Extracted entries>
--------

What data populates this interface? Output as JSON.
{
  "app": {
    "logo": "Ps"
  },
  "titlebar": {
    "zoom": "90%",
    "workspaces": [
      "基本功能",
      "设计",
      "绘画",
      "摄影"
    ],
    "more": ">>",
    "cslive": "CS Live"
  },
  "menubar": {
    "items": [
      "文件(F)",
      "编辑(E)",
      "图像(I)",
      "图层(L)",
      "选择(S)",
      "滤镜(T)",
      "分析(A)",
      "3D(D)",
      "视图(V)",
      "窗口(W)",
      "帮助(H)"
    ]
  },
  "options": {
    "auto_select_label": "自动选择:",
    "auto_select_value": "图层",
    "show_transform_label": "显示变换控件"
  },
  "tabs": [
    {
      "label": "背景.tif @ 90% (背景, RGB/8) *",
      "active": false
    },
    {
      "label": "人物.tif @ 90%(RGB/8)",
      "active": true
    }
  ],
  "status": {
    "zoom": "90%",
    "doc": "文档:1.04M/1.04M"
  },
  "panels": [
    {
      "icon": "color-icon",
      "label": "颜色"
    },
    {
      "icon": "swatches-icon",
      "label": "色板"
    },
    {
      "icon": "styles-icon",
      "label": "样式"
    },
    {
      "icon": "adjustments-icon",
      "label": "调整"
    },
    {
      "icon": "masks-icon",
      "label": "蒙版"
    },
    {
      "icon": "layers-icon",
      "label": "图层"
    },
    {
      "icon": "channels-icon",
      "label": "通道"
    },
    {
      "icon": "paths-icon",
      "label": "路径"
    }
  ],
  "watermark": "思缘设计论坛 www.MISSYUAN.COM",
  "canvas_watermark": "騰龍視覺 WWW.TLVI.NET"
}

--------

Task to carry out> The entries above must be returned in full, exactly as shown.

Result below>
What data populates this interface? Output as JSON.
{
  "app": {
    "logo": "Ps"
  },
  "titlebar": {
    "zoom": "90%",
    "workspaces": [
      "基本功能",
      "设计",
      "绘画",
      "摄影"
    ],
    "more": ">>",
    "cslive": "CS Live"
  },
  "menubar": {
    "items": [
      "文件(F)",
      "编辑(E)",
      "图像(I)",
      "图层(L)",
      "选择(S)",
      "滤镜(T)",
      "分析(A)",
      "3D(D)",
      "视图(V)",
      "窗口(W)",
      "帮助(H)"
    ]
  },
  "options": {
    "auto_select_label": "自动选择:",
    "auto_select_value": "图层",
    "show_transform_label": "显示变换控件"
  },
  "tabs": [
    {
      "label": "背景.tif @ 90% (背景, RGB/8) *",
      "active": false
    },
    {
      "label": "人物.tif @ 90%(RGB/8)",
      "active": true
    }
  ],
  "status": {
    "zoom": "90%",
    "doc": "文档:1.04M/1.04M"
  },
  "panels": [
    {
      "icon": "color-icon",
      "label": "颜色"
    },
    {
      "icon": "swatches-icon",
      "label": "色板"
    },
    {
      "icon": "styles-icon",
      "label": "样式"
    },
    {
      "icon": "adjustments-icon",
      "label": "调整"
    },
    {
      "icon": "masks-icon",
      "label": "蒙版"
    },
    {
      "icon": "layers-icon",
      "label": "图层"
    },
    {
      "icon": "channels-icon",
      "label": "通道"
    },
    {
      "icon": "paths-icon",
      "label": "路径"
    }
  ],
  "watermark": "思缘设计论坛 www.MISSYUAN.COM",
  "canvas_watermark": "騰龍視覺 WWW.TLVI.NET"
}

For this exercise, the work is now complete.